▸ Task objective
The word "privacy" occurs in some lines of the data. Return each such line.

▸ Raw data
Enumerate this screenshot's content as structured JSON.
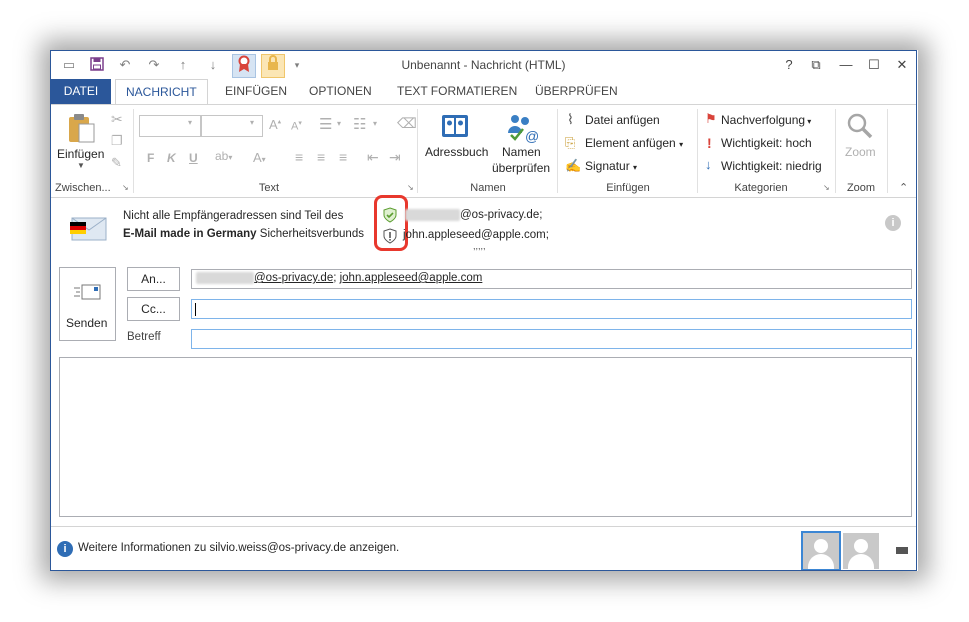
{
  "window": {
    "title": "Unbenannt - Nachricht (HTML)",
    "buttons": {
      "help": "?",
      "restore": "⧉",
      "minimize": "—",
      "maximize": "☐",
      "close": "✕"
    }
  },
  "tabs": [
    "DATEI",
    "NACHRICHT",
    "EINFÜGEN",
    "OPTIONEN",
    "TEXT FORMATIEREN",
    "ÜBERPRÜFEN"
  ],
  "active_tab": "NACHRICHT",
  "ribbon": {
    "clipboard": {
      "paste": "Einfügen",
      "label": "Zwischen..."
    },
    "text": {
      "bold": "F",
      "italic": "K",
      "underline": "U",
      "font_color": "A",
      "label": "Text"
    },
    "names": {
      "address_book": "Adressbuch",
      "check_names_1": "Namen",
      "check_names_2": "überprüfen",
      "label": "Namen"
    },
    "include": {
      "attach_file": "Datei anfügen",
      "attach_item": "Element anfügen",
      "signature": "Signatur",
      "label": "Einfügen"
    },
    "tags": {
      "follow_up": "Nachverfolgung",
      "high": "Wichtigkeit: hoch",
      "low": "Wichtigkeit: niedrig",
      "label": "Kategorien"
    },
    "zoom": {
      "zoom": "Zoom",
      "label": "Zoom"
    }
  },
  "infobar": {
    "line1": "Nicht alle Empfängeradressen sind Teil des",
    "line2_bold": "E-Mail made in Germany",
    "line2_rest": " Sicherheitsverbunds",
    "recipient1_domain": "@os-privacy.de;",
    "recipient2": "john.appleseed@apple.com;",
    "more": ",,,,,"
  },
  "compose": {
    "send": "Senden",
    "to_button": "An...",
    "cc_button": "Cc...",
    "subject_label": "Betreff",
    "to_value_domain": "@os-privacy.de",
    "to_value_sep": "; ",
    "to_value_2": "john.appleseed@apple.com",
    "cc_value": "",
    "subject_value": ""
  },
  "footer": {
    "info": "Weitere Informationen zu silvio.weiss@os-privacy.de anzeigen."
  },
  "colors": {
    "accent": "#2b579a",
    "highlight": "#e8382d",
    "shield_green": "#5c9e31"
  }
}
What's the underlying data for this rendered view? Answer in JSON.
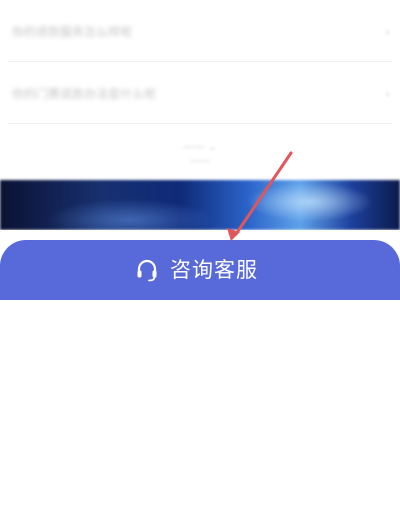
{
  "faq_items": [
    {
      "question": "你的退款服务怎么样呢"
    },
    {
      "question": "你的门票退款办法是什么呢"
    }
  ],
  "colors": {
    "button_bg": "#5869d9",
    "button_text": "#ffffff",
    "annotation_arrow": "#e0565a"
  },
  "contact_button": {
    "label": "咨询客服",
    "icon": "headset-icon"
  }
}
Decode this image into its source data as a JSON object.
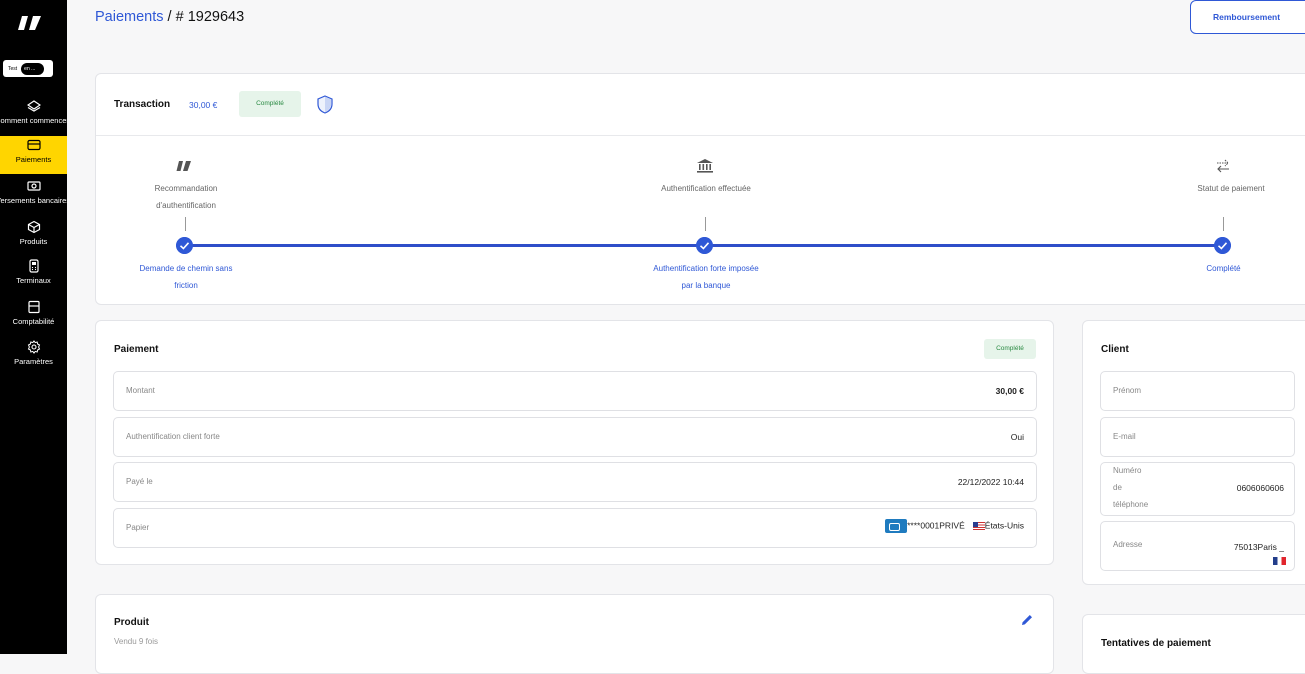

▸ Output
    "recipient1_domain": "@os-privacy.de;",
    "to_value_domain": "@os-privacy.de",
    "info": "Weitere Informationen zu silvio.weiss@os-privacy.de anzeigen."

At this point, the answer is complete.